But it’s not just women or mothers who benefit: hybrid and remote work are delivering important benefits to most employees. Most women and men point to better work–life balance as a primary benefit of hybrid and remote work, and a majority cite less fatigue and burnout (Exhibit 5). And research shows that good work–life balance and low burnout are key to organizational success. Moreover, 83 percent of employees cite the ability to work more efficiently and productively as a primary benefit of working remotely. However, it’s worth noting companies see this differently: only half of HR leaders say employee productivity is a primary benefit of working remotely.

Exhibit 5


For women, hybrid or remote work is about a lot more than flexibility.

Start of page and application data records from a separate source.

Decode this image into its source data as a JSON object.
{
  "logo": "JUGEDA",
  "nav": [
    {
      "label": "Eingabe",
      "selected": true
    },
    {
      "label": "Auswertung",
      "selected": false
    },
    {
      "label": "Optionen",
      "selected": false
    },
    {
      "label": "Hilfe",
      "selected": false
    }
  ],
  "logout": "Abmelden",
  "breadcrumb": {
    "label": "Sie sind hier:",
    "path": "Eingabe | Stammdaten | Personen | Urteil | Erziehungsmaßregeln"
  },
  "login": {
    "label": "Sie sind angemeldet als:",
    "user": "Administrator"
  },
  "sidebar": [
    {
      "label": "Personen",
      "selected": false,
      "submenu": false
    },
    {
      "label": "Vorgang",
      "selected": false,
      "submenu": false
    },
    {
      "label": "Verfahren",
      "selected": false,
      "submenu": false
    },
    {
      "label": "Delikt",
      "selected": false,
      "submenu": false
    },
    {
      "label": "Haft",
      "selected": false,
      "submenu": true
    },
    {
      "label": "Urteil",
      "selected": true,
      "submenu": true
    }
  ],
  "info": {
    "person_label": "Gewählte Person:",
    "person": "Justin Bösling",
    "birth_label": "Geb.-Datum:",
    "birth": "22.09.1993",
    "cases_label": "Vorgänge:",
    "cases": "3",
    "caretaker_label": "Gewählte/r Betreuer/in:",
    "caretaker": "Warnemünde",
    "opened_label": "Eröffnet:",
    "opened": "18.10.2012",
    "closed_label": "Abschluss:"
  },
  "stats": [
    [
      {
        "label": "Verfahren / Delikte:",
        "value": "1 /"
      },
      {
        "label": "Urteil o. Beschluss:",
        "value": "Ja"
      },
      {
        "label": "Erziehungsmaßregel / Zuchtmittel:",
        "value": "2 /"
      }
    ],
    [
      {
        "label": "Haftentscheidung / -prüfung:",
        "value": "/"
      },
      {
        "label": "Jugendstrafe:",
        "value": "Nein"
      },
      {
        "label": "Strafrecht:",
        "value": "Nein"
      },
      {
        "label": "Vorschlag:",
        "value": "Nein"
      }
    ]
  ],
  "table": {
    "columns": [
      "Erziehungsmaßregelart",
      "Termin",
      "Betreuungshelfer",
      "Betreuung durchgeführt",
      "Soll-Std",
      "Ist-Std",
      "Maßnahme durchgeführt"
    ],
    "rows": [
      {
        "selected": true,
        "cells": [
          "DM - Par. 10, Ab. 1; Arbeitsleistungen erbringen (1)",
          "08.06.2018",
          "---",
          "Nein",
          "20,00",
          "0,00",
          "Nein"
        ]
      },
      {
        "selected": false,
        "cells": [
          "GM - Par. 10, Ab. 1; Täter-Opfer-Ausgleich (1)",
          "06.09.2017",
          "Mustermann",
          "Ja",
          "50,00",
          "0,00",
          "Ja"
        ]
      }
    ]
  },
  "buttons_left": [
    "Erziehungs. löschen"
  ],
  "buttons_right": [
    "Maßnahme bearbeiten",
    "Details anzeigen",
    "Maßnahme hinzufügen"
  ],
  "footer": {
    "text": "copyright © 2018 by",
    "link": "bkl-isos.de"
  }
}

When women work remotely, they face fewer microaggressions and have higher levels of psychological safety.

Employees who work on-site also see tangible benefits. A majority point to an easier time collaborating and a stronger personal connection to coworkers as the biggest benefits of working on-site—two factors central to employee well-being and effectiveness. However, the culture of on-site work may be falling short. While 77 percent of companies believe a strong organizational culture is a key benefit of on-site work, most employees disagree: only 39 percent of men and 34 percent of women who work on-site say a key benefit is feeling more connected to their organization’s culture.

Not to mention that men benefit disproportionately from on-site work: compared with women who work on-site, men are seven to nine percentage points more likely to be “in the know,” receive the mentorship and sponsorships they need, and have their accomplishments noticed and rewarded.

A majority of organizations have started to formalize their return-to-office policies, motivated by the perceived benefits of on-site work (Exhibit 6). As they do so, they will need to work to ensure everyone can equally reap the benefits of on-site work.

Exhibit 6


Originally Published: https://www.mckinsey.com/featured-insights/diversity-and-inclusion/women-in-the-workplace#/